Sunday, 19 June 2011

BOL [Speak Up]

Bol (meaning 'speak up' in Urdu) is the name of the latest Pakistani movie by Shoaib Mansoor, and I've just returned from its premier show. Good Pakistani films come few and far in between but I can safely say that BOL is by far the best, also beating the last super hit and internationally acclaimed "Khuda ke leye" (also by Shoaib Mansoor). I think the movie has been released at a very good time when the nation is truly devastated and shattered in spirit and hope on account of the recent incidents of the PAF base and the Rangers killing. The movie reminds us of the good side to Pakistan: the talent that we have in Pakistan and the potential in our people. 

The movie is a movement in itself - movement of social and religious thought.
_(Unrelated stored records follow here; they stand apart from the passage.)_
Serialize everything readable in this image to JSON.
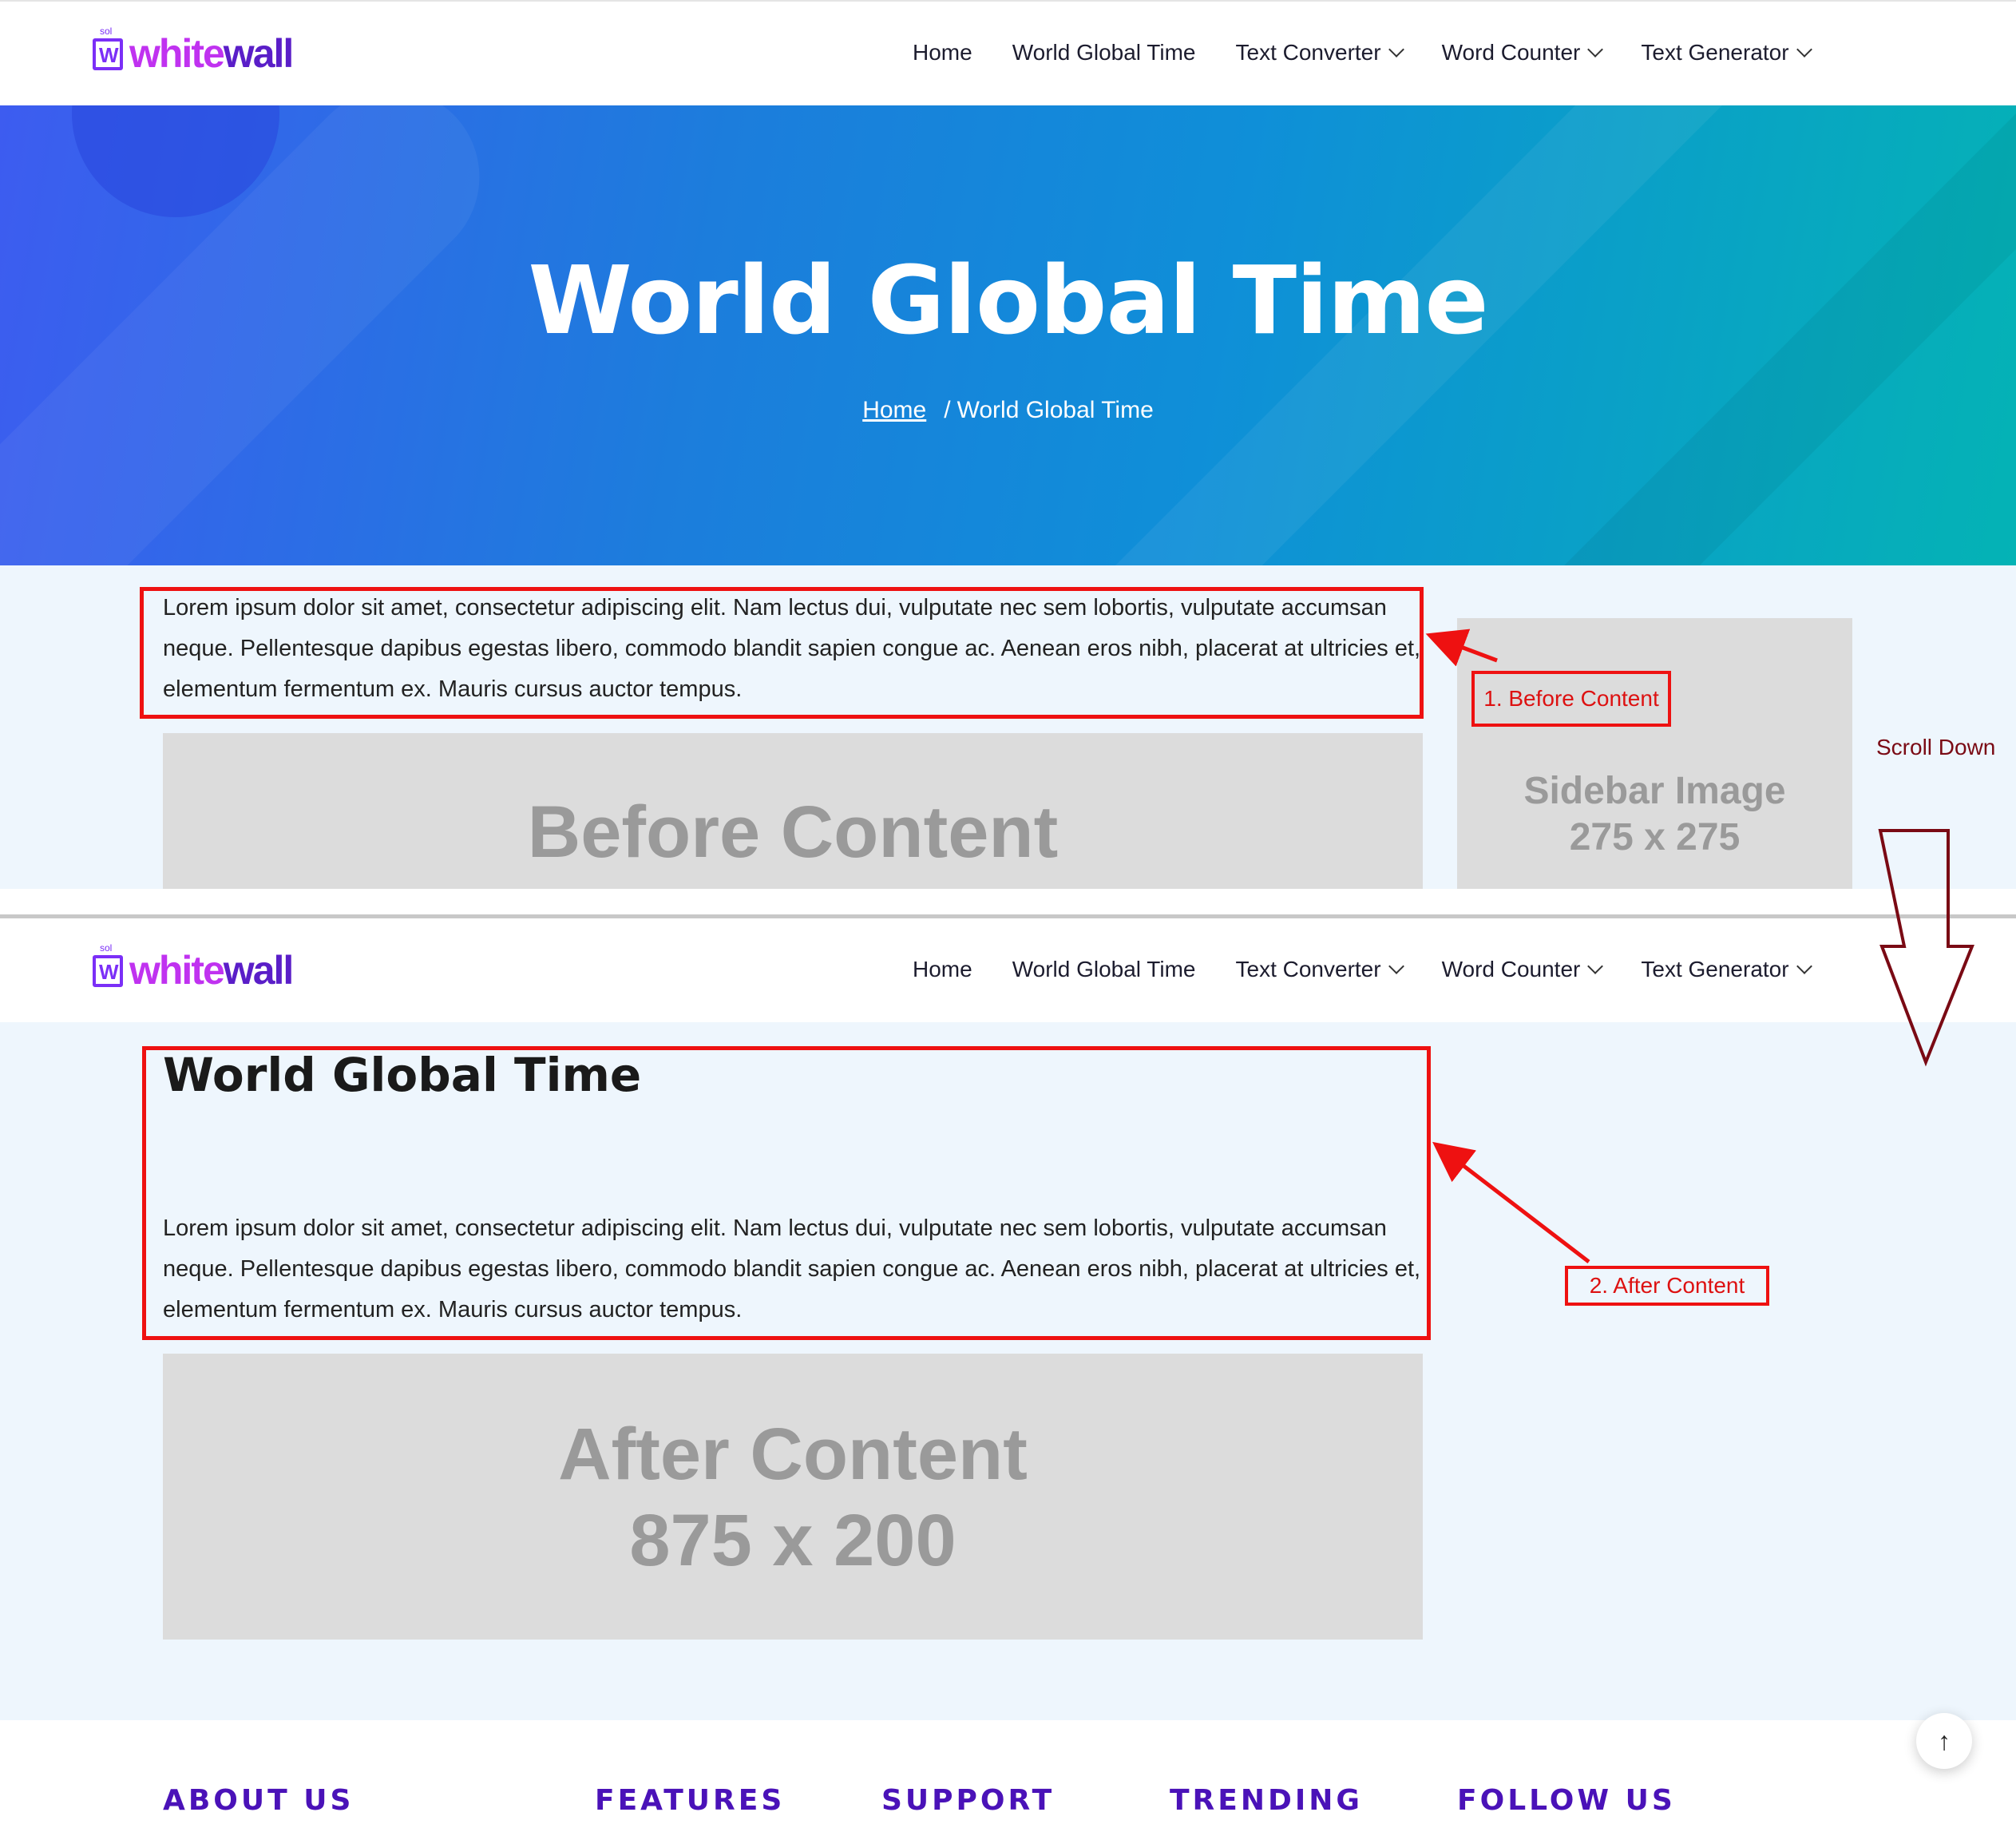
{
  "brand": {
    "sol": "sol",
    "mark": "W",
    "part1": "white",
    "part2": "wall"
  },
  "nav": {
    "items": [
      {
        "label": "Home",
        "dropdown": false
      },
      {
        "label": "World Global Time",
        "dropdown": false
      },
      {
        "label": "Text Converter",
        "dropdown": true
      },
      {
        "label": "Word Counter",
        "dropdown": true
      },
      {
        "label": "Text Generator",
        "dropdown": true
      }
    ]
  },
  "hero": {
    "title": "World Global Time",
    "breadcrumb_home": "Home",
    "breadcrumb_sep": "/",
    "breadcrumb_current": "World Global Time"
  },
  "lorem": "Lorem ipsum dolor sit amet, consectetur adipiscing elit. Nam lectus dui, vulputate nec sem lobortis, vulputate accumsan neque. Pellentesque dapibus egestas libero, commodo blandit sapien congue ac. Aenean eros nibh, placerat at ultricies et, elementum fermentum ex. Mauris cursus auctor tempus.",
  "before_placeholder": {
    "line1": "Before Content"
  },
  "sidebar_placeholder": {
    "line1": "Sidebar Image",
    "line2": "275 x 275"
  },
  "annotations": {
    "before": "1. Before Content",
    "after": "2. After Content",
    "scroll": "Scroll Down"
  },
  "second_section": {
    "title": "World Global Time"
  },
  "after_placeholder": {
    "line1": "After Content",
    "line2": "875 x 200"
  },
  "footer": {
    "headings": [
      "ABOUT US",
      "FEATURES",
      "SUPPORT",
      "TRENDING",
      "FOLLOW US"
    ]
  },
  "to_top_icon": "arrow-up-icon",
  "colors": {
    "annotation_red": "#ee1111",
    "footer_heading": "#4a12b8",
    "brand_pink": "#c032f0",
    "brand_purple": "#5a1ec8"
  }
}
Amazingly directed, the movie is a great insight into the lower middle class Pakistani culture and social stigmas prevailing at large. From the taboo'd gender (the third sex type), attitude towards birth of the female child, child abuse, chauvinism, prostitution, attitude of Pakistani politicians, to Shi'ite versus Sunni religious issues - the film beautifully portrays and confronts the evils in our minds and our culture. 

I was extremely impressed by the acting talent of Umaima, the main character of the film, playing the eldest of 6 sisters and the driver of positive change for her family, breaking the stereotypical barriers that women face in any developing country. The appearance of Atif Aslam and Mahira seemed to be more of a tool to add colour to the otherwise gloomy and reality based art film. 

The film was liberating and tear-touching. I walked out proud of the cinema knowing that this film was a product of Pakistan, and made by the people of Pakistan, not those who are brought up and trained abroad but those raised, educated and trained within Pakistan. I felt proud that creative heads like Shoaib Mansoor are using their talent to question the status quo, long due to be questioned. I felt proud that they confronted the issues shoved under the carpet and sealed behind silent helpless lips. BOL is an excellent example of how Pakistani films can do wonders if we look inwards towards our strengths and depict our own values and issues than trying to mimic the Bollywood dancing style. BOL is a movie with impact, without indecent  costumes or vulgar dances, yet the film has music and songs to it. 

While most films are just an expression of what state of matters is, BOL is not only that but also a depiction of what we 'could be' if only... we dared to 'speak up' [BOL]. 

Wednesday, 8 June 2011

The joy of relocation

A research study shows that 'moving homes' is listed among the top 5 most stressful experiences in life after divorce, financial stress, death and a couple more. For me however relocation has a different meaning, it is how I identify with my life and myself. Relocation has been part of my life as far back as I can remember - whether it was changing homes in the same city, or moving to another country. So in every couple of years, I start anticipating a move even if I haven't planned one! From packing up carton boxes, clearing out the mess unsorted in months, going home hunting and haggling with property agents to finally unpacking and organising the new home - all are experiences that I have somehow enjoyed immensely in life. Moving is probably my third best adrenaline after traveling and my skydive experience.  
Right now I have seven suitcases lined along my bedroom walls, ranging from empty, to semi, to fully packed. Its time for another move - Yes, I am now - after having lived in Islamabad, Lahore, Karachi, Abu Dhabi, Dubai, and London  (I'm sparing you of the different areas and number of home moves within those cities)  - moving to Toronto.
Every city and every new move has added to who I am as a person, and even more so to my 'effortless learning bank'. What you may learn by roaming about a few hours in a new city, no encyclopedia  and no travel guide can teach you. The insight you develop on people, cultures, diversity of thought, belief and customs cannot be gathered through reading notes on anthropology. Sometimes this insight can scare you - belittle you, make you realise how insignificant you are in this wide world. Sometimes it can shaken up your deepest belief systems. As they say - ignorance is bliss and too much irrelevant information may lead to confusion. So the job as an 'absorber' becomes quite difficult when it comes to deciphering all the input as we walk past so many systematic, cultural, institutional and behavourial changes. But I still find the benefits out weighing any draw backs of moving. 
I am now looking forward to my next move, this time with my companion (this being our first move as a married couple) and I'm more than positive that this move will be more enriching than all past relocations. :)